In wake of the Me Too and Time’s Up movements spreading globally from Hollywood, the province is funding work-culture training in B.C.’s own creative sector.
Arts and culture minister Lisa Beare announced $175,000 in funding Friday, while at the Women on Top conference in Vancouver.
The funds, administered by Creative BC, will be available in $15,000 grants for eligible organizations to host training and workshops for those at the board and leadership levels of film commissions and association.
#METOO AT WORK: Sexual assault and harassment in the B.C. workplace
“The #MeToo movement has elevated awareness that abuse, discrimination and harassment are serious problems globally,” Beare said in a news release Friday.
Sexual-harassment allegations in Hollywood reached B.C. in November, when Andrew Kreisber, a producer on CW shows filmed in Vancouver, was suspended by Warner Bros.

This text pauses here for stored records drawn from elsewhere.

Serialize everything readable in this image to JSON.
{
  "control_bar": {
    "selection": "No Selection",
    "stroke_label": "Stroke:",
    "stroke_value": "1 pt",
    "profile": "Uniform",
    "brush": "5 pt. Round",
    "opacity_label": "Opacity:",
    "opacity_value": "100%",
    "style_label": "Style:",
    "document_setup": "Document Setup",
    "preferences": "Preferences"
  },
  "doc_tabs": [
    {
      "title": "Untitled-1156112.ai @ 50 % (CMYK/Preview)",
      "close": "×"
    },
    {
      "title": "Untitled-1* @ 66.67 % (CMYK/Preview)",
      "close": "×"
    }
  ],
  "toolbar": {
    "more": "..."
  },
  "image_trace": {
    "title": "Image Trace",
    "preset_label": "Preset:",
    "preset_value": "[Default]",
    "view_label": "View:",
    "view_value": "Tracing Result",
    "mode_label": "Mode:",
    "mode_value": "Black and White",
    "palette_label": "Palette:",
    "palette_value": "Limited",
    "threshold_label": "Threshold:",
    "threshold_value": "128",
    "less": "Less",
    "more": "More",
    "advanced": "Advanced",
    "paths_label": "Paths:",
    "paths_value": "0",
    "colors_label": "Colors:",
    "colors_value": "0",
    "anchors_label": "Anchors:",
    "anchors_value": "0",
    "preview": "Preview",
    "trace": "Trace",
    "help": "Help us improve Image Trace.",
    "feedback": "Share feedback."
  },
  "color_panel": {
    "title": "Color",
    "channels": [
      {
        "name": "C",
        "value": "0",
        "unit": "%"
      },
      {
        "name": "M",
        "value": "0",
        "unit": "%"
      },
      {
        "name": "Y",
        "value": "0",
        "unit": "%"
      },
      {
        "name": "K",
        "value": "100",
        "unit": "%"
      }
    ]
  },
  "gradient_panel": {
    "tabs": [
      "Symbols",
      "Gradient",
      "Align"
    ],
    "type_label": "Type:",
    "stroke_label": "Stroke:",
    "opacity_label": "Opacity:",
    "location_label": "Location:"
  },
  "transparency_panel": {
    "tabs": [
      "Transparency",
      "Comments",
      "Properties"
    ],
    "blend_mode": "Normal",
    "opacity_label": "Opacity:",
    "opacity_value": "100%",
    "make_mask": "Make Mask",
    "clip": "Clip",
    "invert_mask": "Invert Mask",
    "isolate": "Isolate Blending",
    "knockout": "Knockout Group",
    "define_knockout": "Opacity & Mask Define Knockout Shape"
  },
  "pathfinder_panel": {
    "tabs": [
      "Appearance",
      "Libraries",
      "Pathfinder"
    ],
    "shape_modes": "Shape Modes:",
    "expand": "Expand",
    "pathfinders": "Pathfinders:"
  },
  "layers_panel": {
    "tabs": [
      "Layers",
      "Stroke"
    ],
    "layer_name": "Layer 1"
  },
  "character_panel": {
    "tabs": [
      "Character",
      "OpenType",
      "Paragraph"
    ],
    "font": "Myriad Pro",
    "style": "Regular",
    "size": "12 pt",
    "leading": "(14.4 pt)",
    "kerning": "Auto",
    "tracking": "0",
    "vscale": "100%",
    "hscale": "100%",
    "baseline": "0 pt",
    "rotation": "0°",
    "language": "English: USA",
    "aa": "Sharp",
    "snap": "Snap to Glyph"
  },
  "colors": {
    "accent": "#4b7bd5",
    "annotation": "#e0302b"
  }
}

TV after reports of 15 women and four men coming forward.
Kreisberg was the producer on shows including Arrow and The Flash.
Vancouver actor Michael Coleman denied any wrongdoing in March after allegations that he sexually harassed students in his acting classes surfaced. The allegation dated back to 2009, before Coleman co-founded SchoolCreative Institute in Vancouver, which he has since cut ties with.
The ministry is also working with agencies to create policies and strategies aimed at promoting respectful workplaces, the province said.
As part of the initiative, Creative BC and the B.C. Arts Council are changing contract requirements for grant applicants, so organizations must now commit to ensuring their workplaces are free from bullying and harassment to qualify for funding.
Knowledge Network has also published a new Respectful Workplace Statement of Expectation for its producers.